Firefighter Red Adair dies at 89

He specialised in oil well fires and his company was most famously called in to help extinguish the fires set by retreating Iraqi troops during the 1991 Gulf War.

Mr Adair’s daughter Robyn said he died in hospital in Houston, Texas, on Saturday.

His exploits were the stuff of legend and took him from the Middle East to Australia to Mexico and the North Sea oil platforms with other stops in between.

There was so much interest in his work capping oil well blowouts and fires that John Wayne made a movie about his life called “Hellfighters.” Mr Adair served as a technical advisor on the 1968 production.

He was born in Houston in 1915 as Paul Adair – one of eight children – and later quit high school to work for the Southern Pacific Railroad in 1936.

In 1938 he went into the oil industry, working in the oil fields as a casual labourer, before serving in a bomb disposal squadron of the US Army, following his induction 1945.

After the war, Mr Adair went to work for Myron Kinley, another pioneer of oil well fire-fighting, before forming his own company in 1959.

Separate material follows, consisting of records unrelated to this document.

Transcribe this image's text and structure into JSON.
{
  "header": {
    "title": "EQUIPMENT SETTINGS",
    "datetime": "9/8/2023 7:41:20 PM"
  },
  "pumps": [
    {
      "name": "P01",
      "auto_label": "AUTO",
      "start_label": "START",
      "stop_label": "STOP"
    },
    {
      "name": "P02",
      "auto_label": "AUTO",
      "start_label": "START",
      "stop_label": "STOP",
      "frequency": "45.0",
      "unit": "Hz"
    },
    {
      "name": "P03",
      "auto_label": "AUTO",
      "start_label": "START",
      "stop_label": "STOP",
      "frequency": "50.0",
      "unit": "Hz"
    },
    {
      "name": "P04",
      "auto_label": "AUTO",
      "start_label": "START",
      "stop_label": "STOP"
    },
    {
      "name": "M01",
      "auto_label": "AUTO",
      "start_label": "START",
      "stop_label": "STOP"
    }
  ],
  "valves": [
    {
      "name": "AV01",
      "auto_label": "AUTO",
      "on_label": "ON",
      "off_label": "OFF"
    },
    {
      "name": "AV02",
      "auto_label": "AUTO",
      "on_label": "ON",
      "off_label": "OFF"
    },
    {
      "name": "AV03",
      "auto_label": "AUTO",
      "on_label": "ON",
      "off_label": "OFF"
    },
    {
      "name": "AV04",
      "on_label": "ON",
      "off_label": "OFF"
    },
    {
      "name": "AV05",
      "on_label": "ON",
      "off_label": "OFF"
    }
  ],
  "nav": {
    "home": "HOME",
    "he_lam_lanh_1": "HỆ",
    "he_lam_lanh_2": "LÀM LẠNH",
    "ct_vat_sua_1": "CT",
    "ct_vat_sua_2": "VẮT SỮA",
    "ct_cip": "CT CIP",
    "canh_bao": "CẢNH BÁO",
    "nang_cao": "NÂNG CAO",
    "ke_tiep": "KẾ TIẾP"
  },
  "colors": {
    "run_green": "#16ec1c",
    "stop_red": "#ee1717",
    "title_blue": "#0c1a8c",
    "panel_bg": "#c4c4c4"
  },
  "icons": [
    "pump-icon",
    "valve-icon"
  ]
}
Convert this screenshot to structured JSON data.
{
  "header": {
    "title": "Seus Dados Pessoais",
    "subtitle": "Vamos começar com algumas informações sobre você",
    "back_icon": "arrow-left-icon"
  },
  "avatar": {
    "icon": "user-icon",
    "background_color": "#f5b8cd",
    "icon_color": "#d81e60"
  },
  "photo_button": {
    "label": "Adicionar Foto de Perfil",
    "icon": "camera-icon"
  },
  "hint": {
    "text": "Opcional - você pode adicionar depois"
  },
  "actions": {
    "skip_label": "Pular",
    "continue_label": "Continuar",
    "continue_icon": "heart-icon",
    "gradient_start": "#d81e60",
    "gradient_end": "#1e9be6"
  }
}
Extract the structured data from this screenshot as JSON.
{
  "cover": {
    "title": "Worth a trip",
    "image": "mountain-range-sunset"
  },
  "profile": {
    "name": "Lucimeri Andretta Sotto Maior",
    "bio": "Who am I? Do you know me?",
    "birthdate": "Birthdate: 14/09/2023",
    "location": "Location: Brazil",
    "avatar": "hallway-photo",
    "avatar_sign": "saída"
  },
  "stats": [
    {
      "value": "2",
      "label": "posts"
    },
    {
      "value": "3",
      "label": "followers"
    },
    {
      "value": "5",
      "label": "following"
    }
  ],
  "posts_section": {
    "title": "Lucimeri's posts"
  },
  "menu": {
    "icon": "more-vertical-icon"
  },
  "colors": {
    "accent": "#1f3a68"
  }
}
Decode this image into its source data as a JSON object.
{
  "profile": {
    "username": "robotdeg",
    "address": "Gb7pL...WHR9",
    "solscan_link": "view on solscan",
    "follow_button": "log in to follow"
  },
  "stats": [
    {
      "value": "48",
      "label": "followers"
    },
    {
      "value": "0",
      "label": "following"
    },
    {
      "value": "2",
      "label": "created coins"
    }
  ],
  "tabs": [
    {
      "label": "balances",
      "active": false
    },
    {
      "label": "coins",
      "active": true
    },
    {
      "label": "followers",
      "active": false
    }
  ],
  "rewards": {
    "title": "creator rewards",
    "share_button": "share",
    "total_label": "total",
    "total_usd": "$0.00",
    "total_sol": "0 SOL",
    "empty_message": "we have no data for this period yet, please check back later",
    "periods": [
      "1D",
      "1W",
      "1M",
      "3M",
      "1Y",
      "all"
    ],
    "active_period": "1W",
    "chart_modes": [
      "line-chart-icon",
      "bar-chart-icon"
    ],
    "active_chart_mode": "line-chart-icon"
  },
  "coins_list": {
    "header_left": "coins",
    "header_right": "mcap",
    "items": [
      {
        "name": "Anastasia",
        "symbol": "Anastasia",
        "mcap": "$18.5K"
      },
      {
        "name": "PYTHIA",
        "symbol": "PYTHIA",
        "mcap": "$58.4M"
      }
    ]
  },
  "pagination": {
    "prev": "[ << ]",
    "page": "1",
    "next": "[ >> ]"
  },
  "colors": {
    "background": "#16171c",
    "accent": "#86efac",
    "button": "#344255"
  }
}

Red Adair Co. developed new techniques and equipment for fighting oil well fires and blowouts on land and at sea, where submersible fire-fighting vessels were first used.

Among his most notable feats was the capping in April 1962 of an oil well fire in the Sahara Desert known as the “Devil’s Cigarette Lighter” which had burned for 167 days and was so massive it could be seen by orbiting astronaut John Glenn in his space capsule.

Following the 1991 Gulf War, Adair, then 75, was called in to help extinguish fires at Kuwaiti oil wells set by retreating Iraqi troops.

His company managed to put out 117 oilwell fires as a job which had been expected to take three to five years was completed in just nine months.

Mr Adair, whose nickname came from a fondness for the colour red and who would sport red overalls on the job, sold Red Adair Co. in 1993 but continued to serve in the industry as a consultant.

Posted in 上海性息网